Examining changes in nightmare distress and frequency across treatment in a child sample: Which improves first?
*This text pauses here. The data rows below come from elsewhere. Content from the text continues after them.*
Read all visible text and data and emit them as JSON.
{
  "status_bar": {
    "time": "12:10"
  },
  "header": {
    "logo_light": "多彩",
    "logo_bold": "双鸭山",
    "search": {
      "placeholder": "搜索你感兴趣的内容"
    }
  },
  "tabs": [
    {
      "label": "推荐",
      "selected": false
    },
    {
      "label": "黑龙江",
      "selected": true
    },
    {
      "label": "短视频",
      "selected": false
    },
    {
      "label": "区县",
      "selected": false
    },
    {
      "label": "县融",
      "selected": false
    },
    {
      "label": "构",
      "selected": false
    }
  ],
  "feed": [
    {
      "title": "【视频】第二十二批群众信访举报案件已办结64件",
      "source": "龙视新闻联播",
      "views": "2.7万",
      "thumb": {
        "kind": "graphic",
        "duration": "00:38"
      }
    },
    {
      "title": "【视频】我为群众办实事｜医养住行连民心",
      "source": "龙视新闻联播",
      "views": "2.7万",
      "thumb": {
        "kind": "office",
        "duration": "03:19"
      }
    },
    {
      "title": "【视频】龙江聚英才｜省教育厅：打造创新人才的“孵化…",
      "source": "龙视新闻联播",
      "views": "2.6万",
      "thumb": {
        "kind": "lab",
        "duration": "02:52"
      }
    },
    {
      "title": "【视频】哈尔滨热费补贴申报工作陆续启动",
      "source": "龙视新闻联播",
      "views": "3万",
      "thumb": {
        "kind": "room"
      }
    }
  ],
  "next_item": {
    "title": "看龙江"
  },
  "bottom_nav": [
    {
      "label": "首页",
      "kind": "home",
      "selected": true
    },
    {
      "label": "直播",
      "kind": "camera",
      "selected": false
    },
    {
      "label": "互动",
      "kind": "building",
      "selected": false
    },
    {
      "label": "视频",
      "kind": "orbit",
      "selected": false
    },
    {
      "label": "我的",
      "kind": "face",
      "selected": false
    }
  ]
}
Theories of nightmare chronicity suggest that the distress experienced as a result from the nightmare creates and sustains the coercive nightmare cycle. However, changes in nightmare severity throughout treatment has not been studied. We sought to understand how characteristics of nightmares may relate to breaking a cycle of nightmares in order to disrupt nightmare persistence. We examined changes in nightmare distress and nightmare frequency in a cognitive-behavioral treatment for nightmares for children, specifically testing the prediction that nightmare distress would improve before nightmare frequency. Seventeen children experiencing post-traumatic nightmares between the ages of 5 to 17 participated in a brief, five-session cognitive behavioral therapy to address their trauma-related nightmares. Data from pre-treatment, five therapy sessions, and post-treatment were used in the analyses. Helmert contrasts were used to examine improvement over time by comparing the mean of each variable at each progressive time point to the mean of the subsequent time points. While treatment was significantly related to reduced nightmare distress and frequency from pre-treatment to post-treatment, our findings did not support our hypothesis that nightmare distress would improve before nightmare frequency. Nightmare frequency saw a decline sooner than did nightmare distress. Nevertheless, these findings demonstrate that, as treatment progresses, significant reductions in nightmare distress occur, which may further disrupt the nightmare cycle. Implications for treatment are discussed.